Green Tip of the Week

Earth Share is one of my newly discovered websites that I love as far as ‘going green’ goes.  As a new part of  this blog, we are adding a green tip of the week that will be posted sometime on the weekends.  We will try to make the tip as relevant to the time of the year as well as the season with our green tip.

Turn Your Blue Jeans ‘Green’

Fall and winter are coming up and as I’ve noticed, most people’s go-to outfit during the colder seasons include blue jeans.  Here are a few ways that your blue jeans can be good for the environment.

Go Vintage: instead of going to a big box store for your blue jeans, try a thrift store in your area.  This will also be much cheaper than buying them 100% new, and I’ve found they fit better because they’ve already been broken in for you

Go Organic: cotton that is not grown organically is responsible for 11% of the pesticide use!  Go for organic cotton jeans to reduce the use of pesticides, which harm the environment

Hang Your Jeans Out to Dry: this will reduce energy usage in your house and cut down on your energy bill.  If there’s free wind energy outside, why not use it?  Also, sparing the jeans from the heat of the dryer will help them to last longer, helping to save you money (again!)

Denim Crafts: this is a wonderful way to put old denim to good use.  Make bags, jewelry, and home decoration out of your old denim.  Have fun making a craft and save money on something that you would have had to buy at the store for a higher price
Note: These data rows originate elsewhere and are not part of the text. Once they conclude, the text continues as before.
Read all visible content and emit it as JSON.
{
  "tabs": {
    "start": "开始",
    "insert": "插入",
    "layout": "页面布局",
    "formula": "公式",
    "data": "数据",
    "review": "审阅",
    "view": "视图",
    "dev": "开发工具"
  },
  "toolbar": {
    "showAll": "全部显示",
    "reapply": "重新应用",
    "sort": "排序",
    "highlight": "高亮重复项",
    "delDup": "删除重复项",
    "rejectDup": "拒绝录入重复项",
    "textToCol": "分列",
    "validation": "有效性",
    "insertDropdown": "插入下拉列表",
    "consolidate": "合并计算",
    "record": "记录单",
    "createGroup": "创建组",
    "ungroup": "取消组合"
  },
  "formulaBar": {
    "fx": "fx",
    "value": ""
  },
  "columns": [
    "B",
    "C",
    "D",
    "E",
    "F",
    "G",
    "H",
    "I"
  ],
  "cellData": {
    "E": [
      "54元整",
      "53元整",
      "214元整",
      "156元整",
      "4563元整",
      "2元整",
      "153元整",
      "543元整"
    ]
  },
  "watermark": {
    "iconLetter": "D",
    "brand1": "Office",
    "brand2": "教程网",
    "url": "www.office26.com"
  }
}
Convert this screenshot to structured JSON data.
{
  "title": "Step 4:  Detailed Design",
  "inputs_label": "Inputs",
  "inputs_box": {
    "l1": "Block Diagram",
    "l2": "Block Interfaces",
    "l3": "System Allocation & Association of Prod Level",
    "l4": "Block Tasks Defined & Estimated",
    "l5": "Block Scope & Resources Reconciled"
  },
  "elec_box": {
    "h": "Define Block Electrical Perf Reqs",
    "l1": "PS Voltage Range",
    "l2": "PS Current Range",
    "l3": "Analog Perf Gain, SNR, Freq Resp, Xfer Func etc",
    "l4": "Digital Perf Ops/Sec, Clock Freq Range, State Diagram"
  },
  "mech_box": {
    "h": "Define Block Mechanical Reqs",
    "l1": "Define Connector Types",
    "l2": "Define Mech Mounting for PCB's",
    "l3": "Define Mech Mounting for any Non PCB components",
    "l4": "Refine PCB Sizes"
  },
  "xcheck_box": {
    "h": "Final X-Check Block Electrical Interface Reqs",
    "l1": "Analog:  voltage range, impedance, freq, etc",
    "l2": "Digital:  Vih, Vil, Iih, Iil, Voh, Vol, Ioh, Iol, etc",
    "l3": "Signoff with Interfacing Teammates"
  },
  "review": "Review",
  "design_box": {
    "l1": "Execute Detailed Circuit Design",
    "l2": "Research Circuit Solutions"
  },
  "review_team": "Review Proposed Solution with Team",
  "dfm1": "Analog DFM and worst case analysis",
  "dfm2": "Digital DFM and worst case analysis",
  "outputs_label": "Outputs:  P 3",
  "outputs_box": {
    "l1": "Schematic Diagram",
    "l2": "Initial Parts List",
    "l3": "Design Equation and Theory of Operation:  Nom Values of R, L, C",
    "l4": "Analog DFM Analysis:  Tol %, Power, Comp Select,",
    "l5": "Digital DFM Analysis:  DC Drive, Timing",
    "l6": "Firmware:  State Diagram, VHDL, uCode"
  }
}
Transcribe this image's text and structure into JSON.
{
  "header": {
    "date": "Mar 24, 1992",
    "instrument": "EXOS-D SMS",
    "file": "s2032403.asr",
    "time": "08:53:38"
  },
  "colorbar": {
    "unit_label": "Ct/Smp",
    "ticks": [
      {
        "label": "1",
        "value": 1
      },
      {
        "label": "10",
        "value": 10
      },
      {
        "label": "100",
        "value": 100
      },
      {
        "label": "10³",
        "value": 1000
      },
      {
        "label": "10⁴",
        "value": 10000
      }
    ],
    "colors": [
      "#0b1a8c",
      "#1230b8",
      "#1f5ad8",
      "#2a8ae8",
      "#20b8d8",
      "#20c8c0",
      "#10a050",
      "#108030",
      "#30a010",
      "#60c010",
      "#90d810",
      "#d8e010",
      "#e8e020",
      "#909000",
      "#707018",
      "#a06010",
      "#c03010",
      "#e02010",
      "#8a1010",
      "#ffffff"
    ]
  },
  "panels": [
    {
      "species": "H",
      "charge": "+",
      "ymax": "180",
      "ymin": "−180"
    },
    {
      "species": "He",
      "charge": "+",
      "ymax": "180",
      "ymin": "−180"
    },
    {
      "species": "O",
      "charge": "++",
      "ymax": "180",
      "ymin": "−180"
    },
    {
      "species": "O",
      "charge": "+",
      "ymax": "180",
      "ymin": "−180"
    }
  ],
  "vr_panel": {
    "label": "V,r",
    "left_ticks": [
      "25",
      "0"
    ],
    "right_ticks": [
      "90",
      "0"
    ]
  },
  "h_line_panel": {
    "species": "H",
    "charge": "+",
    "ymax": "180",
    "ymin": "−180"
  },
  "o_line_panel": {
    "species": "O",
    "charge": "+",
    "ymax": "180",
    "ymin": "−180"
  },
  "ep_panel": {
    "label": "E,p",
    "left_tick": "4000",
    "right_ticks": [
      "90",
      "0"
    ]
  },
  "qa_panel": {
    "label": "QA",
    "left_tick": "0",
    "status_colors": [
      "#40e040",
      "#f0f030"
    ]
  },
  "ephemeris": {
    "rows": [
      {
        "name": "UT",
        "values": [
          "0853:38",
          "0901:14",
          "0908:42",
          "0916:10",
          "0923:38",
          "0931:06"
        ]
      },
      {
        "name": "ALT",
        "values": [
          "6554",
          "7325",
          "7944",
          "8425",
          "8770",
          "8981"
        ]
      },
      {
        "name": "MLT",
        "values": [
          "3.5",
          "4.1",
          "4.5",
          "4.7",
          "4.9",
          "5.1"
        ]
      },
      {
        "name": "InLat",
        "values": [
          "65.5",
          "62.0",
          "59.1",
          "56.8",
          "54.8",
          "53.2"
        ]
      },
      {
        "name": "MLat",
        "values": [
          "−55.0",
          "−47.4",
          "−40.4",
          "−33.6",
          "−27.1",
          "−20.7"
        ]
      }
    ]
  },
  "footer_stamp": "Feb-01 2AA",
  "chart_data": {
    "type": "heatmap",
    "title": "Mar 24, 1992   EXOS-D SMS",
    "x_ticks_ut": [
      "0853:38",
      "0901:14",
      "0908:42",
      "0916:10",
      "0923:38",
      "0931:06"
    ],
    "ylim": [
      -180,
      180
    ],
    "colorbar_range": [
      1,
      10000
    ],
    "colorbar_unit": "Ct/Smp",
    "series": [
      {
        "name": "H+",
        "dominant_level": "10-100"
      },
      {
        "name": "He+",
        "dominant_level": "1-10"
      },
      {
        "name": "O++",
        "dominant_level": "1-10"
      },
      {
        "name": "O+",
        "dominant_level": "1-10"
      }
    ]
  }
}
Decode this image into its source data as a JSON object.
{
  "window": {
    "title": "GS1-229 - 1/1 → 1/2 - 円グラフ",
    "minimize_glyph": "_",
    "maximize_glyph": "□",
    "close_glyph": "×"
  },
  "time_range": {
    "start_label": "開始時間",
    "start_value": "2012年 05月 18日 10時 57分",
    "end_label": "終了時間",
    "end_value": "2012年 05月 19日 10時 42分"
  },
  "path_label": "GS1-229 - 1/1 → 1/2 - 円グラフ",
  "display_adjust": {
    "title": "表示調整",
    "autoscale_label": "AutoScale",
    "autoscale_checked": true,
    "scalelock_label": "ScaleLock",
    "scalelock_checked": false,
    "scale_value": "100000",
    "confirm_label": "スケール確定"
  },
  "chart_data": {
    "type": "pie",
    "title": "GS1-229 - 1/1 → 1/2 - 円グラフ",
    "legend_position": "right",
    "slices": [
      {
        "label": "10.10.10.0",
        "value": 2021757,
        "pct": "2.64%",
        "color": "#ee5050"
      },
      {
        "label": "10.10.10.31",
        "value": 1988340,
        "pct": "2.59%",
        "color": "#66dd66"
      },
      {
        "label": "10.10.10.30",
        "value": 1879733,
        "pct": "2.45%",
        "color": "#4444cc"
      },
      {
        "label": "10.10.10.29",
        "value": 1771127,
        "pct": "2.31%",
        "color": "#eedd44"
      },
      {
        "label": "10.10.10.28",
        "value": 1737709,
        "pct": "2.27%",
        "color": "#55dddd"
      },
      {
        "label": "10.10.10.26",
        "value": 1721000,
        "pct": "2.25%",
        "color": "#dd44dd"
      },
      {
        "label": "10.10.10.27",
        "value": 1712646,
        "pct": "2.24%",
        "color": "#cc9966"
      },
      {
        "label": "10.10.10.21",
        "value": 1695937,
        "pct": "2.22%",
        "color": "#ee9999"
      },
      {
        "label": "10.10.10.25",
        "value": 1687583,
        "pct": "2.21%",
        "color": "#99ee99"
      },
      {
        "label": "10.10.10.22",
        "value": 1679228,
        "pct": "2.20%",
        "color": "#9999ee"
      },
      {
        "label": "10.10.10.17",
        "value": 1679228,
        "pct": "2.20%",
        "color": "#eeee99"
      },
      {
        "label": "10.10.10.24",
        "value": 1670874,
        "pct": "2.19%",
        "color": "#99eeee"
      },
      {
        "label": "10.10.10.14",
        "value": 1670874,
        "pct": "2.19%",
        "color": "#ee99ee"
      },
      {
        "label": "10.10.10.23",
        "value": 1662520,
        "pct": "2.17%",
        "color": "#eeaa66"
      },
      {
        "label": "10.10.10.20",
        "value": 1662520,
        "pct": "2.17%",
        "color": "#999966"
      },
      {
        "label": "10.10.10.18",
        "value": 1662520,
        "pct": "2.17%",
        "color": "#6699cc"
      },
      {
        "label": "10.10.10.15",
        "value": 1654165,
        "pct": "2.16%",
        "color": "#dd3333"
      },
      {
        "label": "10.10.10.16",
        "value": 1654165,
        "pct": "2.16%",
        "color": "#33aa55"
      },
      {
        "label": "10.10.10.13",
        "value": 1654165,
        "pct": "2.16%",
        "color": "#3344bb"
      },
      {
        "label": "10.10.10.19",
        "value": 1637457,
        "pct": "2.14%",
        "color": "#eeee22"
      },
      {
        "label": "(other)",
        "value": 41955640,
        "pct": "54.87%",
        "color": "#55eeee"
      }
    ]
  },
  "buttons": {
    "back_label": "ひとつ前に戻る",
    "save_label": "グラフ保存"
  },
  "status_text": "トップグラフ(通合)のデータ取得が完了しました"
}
Keep Someone Warm: if your denim is too worn out to do crafts with it, send it to the ‘Cotton from Blue to Green’ denim drive.  Your denim will end up being a green alternative to regular insulation and will help keep someone warm in the winter